Our normal advice to directors of companies is to take a small director’s salary and draw any remaining profit as dividends, this usually results in zero National Insurance (NI) payments. We have had a number of directors query what the effect of a low salary is on the state pension, as this is based on the NI contributions made over your working life.
There are two types of state pension: NIRP (National Insurance Retirement Pension, a fixed state pension) and S2P (State Second Pension, based on NI contributions).
The higher rate band for S2P pension contributions starts at an income of £14,100. Any salary above this, attracts an extra 10% pension credit up to the limit of £40,040. However, for any income level between the Lower Earnings Limit of £5,044 and £14,100, you gain a 40% S2P credit on the £9,056 between these two bands, even if you are at the lower end of the band. This means that a £5,044 salary attracts a £3,622.40 pension credit despite no NI being paid.
The NIRP state pension is currently paid out at £97.65 a week. To qualify for the full NIRP on retirement, you need to have made qualifying NI credits for 30 years.

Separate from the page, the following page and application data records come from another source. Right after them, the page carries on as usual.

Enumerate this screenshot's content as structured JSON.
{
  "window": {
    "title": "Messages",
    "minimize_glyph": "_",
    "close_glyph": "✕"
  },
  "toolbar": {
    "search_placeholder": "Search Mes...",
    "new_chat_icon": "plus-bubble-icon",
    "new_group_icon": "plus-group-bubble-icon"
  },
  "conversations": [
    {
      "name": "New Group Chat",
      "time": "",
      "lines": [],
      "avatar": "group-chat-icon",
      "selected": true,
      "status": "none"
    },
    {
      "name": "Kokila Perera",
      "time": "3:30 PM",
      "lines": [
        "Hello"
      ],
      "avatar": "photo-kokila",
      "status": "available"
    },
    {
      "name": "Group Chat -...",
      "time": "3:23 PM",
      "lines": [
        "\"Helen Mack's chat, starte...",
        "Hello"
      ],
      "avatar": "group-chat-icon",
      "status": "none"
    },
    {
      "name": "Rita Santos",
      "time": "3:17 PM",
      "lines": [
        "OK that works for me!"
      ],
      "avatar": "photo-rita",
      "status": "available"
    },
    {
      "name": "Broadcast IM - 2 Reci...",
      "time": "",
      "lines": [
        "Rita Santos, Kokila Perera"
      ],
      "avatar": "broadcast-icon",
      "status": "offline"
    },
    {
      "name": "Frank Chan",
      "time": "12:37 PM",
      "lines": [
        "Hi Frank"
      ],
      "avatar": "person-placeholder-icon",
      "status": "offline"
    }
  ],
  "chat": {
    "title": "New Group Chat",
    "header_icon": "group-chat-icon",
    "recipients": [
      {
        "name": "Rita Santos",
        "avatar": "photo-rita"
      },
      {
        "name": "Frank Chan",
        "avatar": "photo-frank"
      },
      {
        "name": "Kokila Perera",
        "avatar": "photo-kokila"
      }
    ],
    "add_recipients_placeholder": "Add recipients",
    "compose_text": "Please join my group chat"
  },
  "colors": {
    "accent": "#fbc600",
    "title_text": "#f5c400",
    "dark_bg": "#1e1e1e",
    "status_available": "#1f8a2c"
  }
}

Somewhat depressingly, HMRC state that a working life is 49 years (16 to 65). As with the above type of pension, you get a ‘tick in the box’ if your income is over £5,044, even though no NI is being paid. You do receive a reduced pension if you make less than 30 years contributions, and receive no more if making more than 30.
For self employed sole traders and partners, there are two types of NI paid. These are Class 2, the “stamp” which is currently £2.40 a week and Class 4 which is 8% of taxable profits. The latter gives no pension credit or other benefits and is by all means a tax under another name. Only Class 2 gives pension credits, and only for the NIRP. The Self employed do not get access to the S2P pension.

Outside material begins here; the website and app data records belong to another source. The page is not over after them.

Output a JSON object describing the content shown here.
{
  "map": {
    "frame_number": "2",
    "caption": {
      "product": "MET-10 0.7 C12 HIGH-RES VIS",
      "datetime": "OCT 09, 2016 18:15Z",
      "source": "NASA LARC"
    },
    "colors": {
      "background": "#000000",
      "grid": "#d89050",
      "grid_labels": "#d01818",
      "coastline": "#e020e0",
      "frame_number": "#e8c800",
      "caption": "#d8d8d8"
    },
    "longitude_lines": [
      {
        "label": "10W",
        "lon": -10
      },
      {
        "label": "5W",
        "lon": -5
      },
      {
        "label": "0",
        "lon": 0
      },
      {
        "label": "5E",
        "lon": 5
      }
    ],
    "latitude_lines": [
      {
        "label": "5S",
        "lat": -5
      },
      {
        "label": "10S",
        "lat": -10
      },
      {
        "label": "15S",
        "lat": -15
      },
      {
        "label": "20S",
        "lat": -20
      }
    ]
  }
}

In summary, it is still advantageous from a tax and NI perspective to be paid as a director of a company, over a self employed person. In addition to this, it is also more beneficial from a pension perspective. Also, a small director’s salary above the LEL of £5,044 will grant you the pension contributions you require whilst costing nothing in NI payments.